### What you are asked to do
With no addition or omission, return the entries below.
****
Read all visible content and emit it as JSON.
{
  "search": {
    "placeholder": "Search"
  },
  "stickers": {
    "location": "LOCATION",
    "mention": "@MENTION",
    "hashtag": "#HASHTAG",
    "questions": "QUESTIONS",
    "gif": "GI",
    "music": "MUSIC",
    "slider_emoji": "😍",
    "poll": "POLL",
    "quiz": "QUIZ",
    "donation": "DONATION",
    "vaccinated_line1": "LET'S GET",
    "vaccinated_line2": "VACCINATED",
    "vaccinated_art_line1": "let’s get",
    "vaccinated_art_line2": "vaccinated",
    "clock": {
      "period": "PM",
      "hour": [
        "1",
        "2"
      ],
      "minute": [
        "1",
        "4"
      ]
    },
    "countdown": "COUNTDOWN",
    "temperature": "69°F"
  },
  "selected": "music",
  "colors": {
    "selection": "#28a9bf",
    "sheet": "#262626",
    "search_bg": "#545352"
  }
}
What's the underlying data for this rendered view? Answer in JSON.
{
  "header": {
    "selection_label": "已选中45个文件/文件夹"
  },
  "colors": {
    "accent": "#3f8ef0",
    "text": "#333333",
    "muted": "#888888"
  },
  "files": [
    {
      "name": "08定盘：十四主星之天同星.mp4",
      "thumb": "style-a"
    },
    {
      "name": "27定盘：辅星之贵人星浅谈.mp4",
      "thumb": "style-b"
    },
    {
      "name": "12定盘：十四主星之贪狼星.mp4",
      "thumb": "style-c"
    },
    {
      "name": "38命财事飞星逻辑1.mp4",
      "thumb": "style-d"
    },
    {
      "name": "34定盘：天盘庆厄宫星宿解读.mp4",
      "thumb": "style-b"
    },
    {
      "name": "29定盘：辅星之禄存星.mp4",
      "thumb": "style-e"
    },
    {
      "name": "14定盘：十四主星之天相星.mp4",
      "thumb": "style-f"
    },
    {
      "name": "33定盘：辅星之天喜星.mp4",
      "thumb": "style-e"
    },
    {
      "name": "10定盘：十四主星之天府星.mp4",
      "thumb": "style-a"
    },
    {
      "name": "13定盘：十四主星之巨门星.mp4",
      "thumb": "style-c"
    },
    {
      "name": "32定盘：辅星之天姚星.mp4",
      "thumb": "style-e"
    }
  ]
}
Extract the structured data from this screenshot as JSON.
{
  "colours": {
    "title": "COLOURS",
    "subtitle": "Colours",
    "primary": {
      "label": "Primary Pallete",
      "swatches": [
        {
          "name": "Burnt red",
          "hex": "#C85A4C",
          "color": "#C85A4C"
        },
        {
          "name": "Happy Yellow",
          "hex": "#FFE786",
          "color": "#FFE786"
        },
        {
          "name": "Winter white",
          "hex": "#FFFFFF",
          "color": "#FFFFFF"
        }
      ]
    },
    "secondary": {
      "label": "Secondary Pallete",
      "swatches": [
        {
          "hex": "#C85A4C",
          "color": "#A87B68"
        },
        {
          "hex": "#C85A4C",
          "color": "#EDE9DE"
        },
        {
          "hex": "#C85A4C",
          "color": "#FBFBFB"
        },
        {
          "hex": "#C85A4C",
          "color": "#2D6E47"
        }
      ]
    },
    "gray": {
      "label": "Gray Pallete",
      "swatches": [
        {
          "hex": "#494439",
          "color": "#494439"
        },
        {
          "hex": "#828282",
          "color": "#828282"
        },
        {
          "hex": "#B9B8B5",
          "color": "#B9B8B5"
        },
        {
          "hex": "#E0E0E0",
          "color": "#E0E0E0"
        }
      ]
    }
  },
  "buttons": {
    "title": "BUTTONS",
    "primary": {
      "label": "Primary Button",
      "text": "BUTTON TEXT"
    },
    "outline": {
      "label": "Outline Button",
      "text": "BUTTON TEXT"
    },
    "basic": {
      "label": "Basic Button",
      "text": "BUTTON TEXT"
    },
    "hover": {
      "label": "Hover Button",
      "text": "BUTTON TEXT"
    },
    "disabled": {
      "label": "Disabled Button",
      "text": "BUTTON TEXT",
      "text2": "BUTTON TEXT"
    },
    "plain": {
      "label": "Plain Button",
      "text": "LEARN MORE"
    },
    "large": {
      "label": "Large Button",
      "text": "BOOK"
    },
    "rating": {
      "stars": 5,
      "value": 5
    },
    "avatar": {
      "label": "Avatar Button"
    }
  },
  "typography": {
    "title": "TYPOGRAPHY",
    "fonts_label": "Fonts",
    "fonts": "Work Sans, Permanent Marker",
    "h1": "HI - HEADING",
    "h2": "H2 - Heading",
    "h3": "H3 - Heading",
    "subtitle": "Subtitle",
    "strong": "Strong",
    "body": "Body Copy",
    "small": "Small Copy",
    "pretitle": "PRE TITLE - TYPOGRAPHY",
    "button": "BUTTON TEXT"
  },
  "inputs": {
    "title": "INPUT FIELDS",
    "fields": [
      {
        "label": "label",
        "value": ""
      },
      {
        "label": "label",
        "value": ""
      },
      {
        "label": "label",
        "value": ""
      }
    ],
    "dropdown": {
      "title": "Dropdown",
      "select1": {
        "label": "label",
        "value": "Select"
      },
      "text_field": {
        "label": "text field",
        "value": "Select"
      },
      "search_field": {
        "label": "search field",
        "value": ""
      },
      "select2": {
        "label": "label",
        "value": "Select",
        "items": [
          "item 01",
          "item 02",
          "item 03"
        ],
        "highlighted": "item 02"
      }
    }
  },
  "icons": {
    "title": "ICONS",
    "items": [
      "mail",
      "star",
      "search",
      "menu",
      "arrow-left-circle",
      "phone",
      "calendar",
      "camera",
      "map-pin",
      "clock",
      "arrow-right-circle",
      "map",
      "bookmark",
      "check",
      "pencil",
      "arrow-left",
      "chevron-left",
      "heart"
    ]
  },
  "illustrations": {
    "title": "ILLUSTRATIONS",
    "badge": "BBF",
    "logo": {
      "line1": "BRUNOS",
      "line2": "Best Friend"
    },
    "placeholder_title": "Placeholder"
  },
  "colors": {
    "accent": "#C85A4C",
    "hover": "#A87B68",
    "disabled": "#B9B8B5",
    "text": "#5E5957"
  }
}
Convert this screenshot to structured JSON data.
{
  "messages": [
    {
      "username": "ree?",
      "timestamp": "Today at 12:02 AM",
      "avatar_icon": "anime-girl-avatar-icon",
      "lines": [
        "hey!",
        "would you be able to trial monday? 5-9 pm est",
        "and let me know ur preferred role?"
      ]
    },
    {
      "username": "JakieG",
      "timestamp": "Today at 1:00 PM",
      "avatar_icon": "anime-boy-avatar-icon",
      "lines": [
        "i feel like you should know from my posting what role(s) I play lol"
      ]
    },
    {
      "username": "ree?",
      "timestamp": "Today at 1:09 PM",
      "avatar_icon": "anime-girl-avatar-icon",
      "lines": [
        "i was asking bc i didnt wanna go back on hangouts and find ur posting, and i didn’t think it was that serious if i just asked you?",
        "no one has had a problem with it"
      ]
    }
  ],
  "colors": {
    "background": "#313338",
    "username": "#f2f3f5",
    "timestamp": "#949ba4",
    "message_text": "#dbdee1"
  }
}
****
### Exercise response
Read all visible content and emit it as JSON.
{
  "search": {
    "placeholder": "Search"
  },
  "stickers": {
    "location": "LOCATION",
    "mention": "@MENTION",
    "hashtag": "#HASHTAG",
    "questions": "QUESTIONS",
    "gif": "GI",
    "music": "MUSIC",
    "slider_emoji": "😍",
    "poll": "POLL",
    "quiz": "QUIZ",
    "donation": "DONATION",
    "vaccinated_line1": "LET'S GET",
    "vaccinated_line2": "VACCINATED",
    "vaccinated_art_line1": "let’s get",
    "vaccinated_art_line2": "vaccinated",
    "clock": {
      "period": "PM",
      "hour": [
        "1",
        "2"
      ],
      "minute": [
        "1",
        "4"
      ]
    },
    "countdown": "COUNTDOWN",
    "temperature": "69°F"
  },
  "selected": "music",
  "colors": {
    "selection": "#28a9bf",
    "sheet": "#262626",
    "search_bg": "#545352"
  }
}
What's the underlying data for this rendered view? Answer in JSON.
{
  "header": {
    "selection_label": "已选中45个文件/文件夹"
  },
  "colors": {
    "accent": "#3f8ef0",
    "text": "#333333",
    "muted": "#888888"
  },
  "files": [
    {
      "name": "08定盘：十四主星之天同星.mp4",
      "thumb": "style-a"
    },
    {
      "name": "27定盘：辅星之贵人星浅谈.mp4",
      "thumb": "style-b"
    },
    {
      "name": "12定盘：十四主星之贪狼星.mp4",
      "thumb": "style-c"
    },
    {
      "name": "38命财事飞星逻辑1.mp4",
      "thumb": "style-d"
    },
    {
      "name": "34定盘：天盘庆厄宫星宿解读.mp4",
      "thumb": "style-b"
    },
    {
      "name": "29定盘：辅星之禄存星.mp4",
      "thumb": "style-e"
    },
    {
      "name": "14定盘：十四主星之天相星.mp4",
      "thumb": "style-f"
    },
    {
      "name": "33定盘：辅星之天喜星.mp4",
      "thumb": "style-e"
    },
    {
      "name": "10定盘：十四主星之天府星.mp4",
      "thumb": "style-a"
    },
    {
      "name": "13定盘：十四主星之巨门星.mp4",
      "thumb": "style-c"
    },
    {
      "name": "32定盘：辅星之天姚星.mp4",
      "thumb": "style-e"
    }
  ]
}
Extract the structured data from this screenshot as JSON.
{
  "colours": {
    "title": "COLOURS",
    "subtitle": "Colours",
    "primary": {
      "label": "Primary Pallete",
      "swatches": [
        {
          "name": "Burnt red",
          "hex": "#C85A4C",
          "color": "#C85A4C"
        },
        {
          "name": "Happy Yellow",
          "hex": "#FFE786",
          "color": "#FFE786"
        },
        {
          "name": "Winter white",
          "hex": "#FFFFFF",
          "color": "#FFFFFF"
        }
      ]
    },
    "secondary": {
      "label": "Secondary Pallete",
      "swatches": [
        {
          "hex": "#C85A4C",
          "color": "#A87B68"
        },
        {
          "hex": "#C85A4C",
          "color": "#EDE9DE"
        },
        {
          "hex": "#C85A4C",
          "color": "#FBFBFB"
        },
        {
          "hex": "#C85A4C",
          "color": "#2D6E47"
        }
      ]
    },
    "gray": {
      "label": "Gray Pallete",
      "swatches": [
        {
          "hex": "#494439",
          "color": "#494439"
        },
        {
          "hex": "#828282",
          "color": "#828282"
        },
        {
          "hex": "#B9B8B5",
          "color": "#B9B8B5"
        },
        {
          "hex": "#E0E0E0",
          "color": "#E0E0E0"
        }
      ]
    }
  },
  "buttons": {
    "title": "BUTTONS",
    "primary": {
      "label": "Primary Button",
      "text": "BUTTON TEXT"
    },
    "outline": {
      "label": "Outline Button",
      "text": "BUTTON TEXT"
    },
    "basic": {
      "label": "Basic Button",
      "text": "BUTTON TEXT"
    },
    "hover": {
      "label": "Hover Button",
      "text": "BUTTON TEXT"
    },
    "disabled": {
      "label": "Disabled Button",
      "text": "BUTTON TEXT",
      "text2": "BUTTON TEXT"
    },
    "plain": {
      "label": "Plain Button",
      "text": "LEARN MORE"
    },
    "large": {
      "label": "Large Button",
      "text": "BOOK"
    },
    "rating": {
      "stars": 5,
      "value": 5
    },
    "avatar": {
      "label": "Avatar Button"
    }
  },
  "typography": {
    "title": "TYPOGRAPHY",
    "fonts_label": "Fonts",
    "fonts": "Work Sans, Permanent Marker",
    "h1": "HI - HEADING",
    "h2": "H2 - Heading",
    "h3": "H3 - Heading",
    "subtitle": "Subtitle",
    "strong": "Strong",
    "body": "Body Copy",
    "small": "Small Copy",
    "pretitle": "PRE TITLE - TYPOGRAPHY",
    "button": "BUTTON TEXT"
  },
  "inputs": {
    "title": "INPUT FIELDS",
    "fields": [
      {
        "label": "label",
        "value": ""
      },
      {
        "label": "label",
        "value": ""
      },
      {
        "label": "label",
        "value": ""
      }
    ],
    "dropdown": {
      "title": "Dropdown",
      "select1": {
        "label": "label",
        "value": "Select"
      },
      "text_field": {
        "label": "text field",
        "value": "Select"
      },
      "search_field": {
        "label": "search field",
        "value": ""
      },
      "select2": {
        "label": "label",
        "value": "Select",
        "items": [
          "item 01",
          "item 02",
          "item 03"
        ],
        "highlighted": "item 02"
      }
    }
  },
  "icons": {
    "title": "ICONS",
    "items": [
      "mail",
      "star",
      "search",
      "menu",
      "arrow-left-circle",
      "phone",
      "calendar",
      "camera",
      "map-pin",
      "clock",
      "arrow-right-circle",
      "map",
      "bookmark",
      "check",
      "pencil",
      "arrow-left",
      "chevron-left",
      "heart"
    ]
  },
  "illustrations": {
    "title": "ILLUSTRATIONS",
    "badge": "BBF",
    "logo": {
      "line1": "BRUNOS",
      "line2": "Best Friend"
    },
    "placeholder_title": "Placeholder"
  },
  "colors": {
    "accent": "#C85A4C",
    "hover": "#A87B68",
    "disabled": "#B9B8B5",
    "text": "#5E5957"
  }
}
Convert this screenshot to structured JSON data.
{
  "messages": [
    {
      "username": "ree?",
      "timestamp": "Today at 12:02 AM",
      "avatar_icon": "anime-girl-avatar-icon",
      "lines": [
        "hey!",
        "would you be able to trial monday? 5-9 pm est",
        "and let me know ur preferred role?"
      ]
    },
    {
      "username": "JakieG",
      "timestamp": "Today at 1:00 PM",
      "avatar_icon": "anime-boy-avatar-icon",
      "lines": [
        "i feel like you should know from my posting what role(s) I play lol"
      ]
    },
    {
      "username": "ree?",
      "timestamp": "Today at 1:09 PM",
      "avatar_icon": "anime-girl-avatar-icon",
      "lines": [
        "i was asking bc i didnt wanna go back on hangouts and find ur posting, and i didn’t think it was that serious if i just asked you?",
        "no one has had a problem with it"
      ]
    }
  ],
  "colors": {
    "background": "#313338",
    "username": "#f2f3f5",
    "timestamp": "#949ba4",
    "message_text": "#dbdee1"
  }
}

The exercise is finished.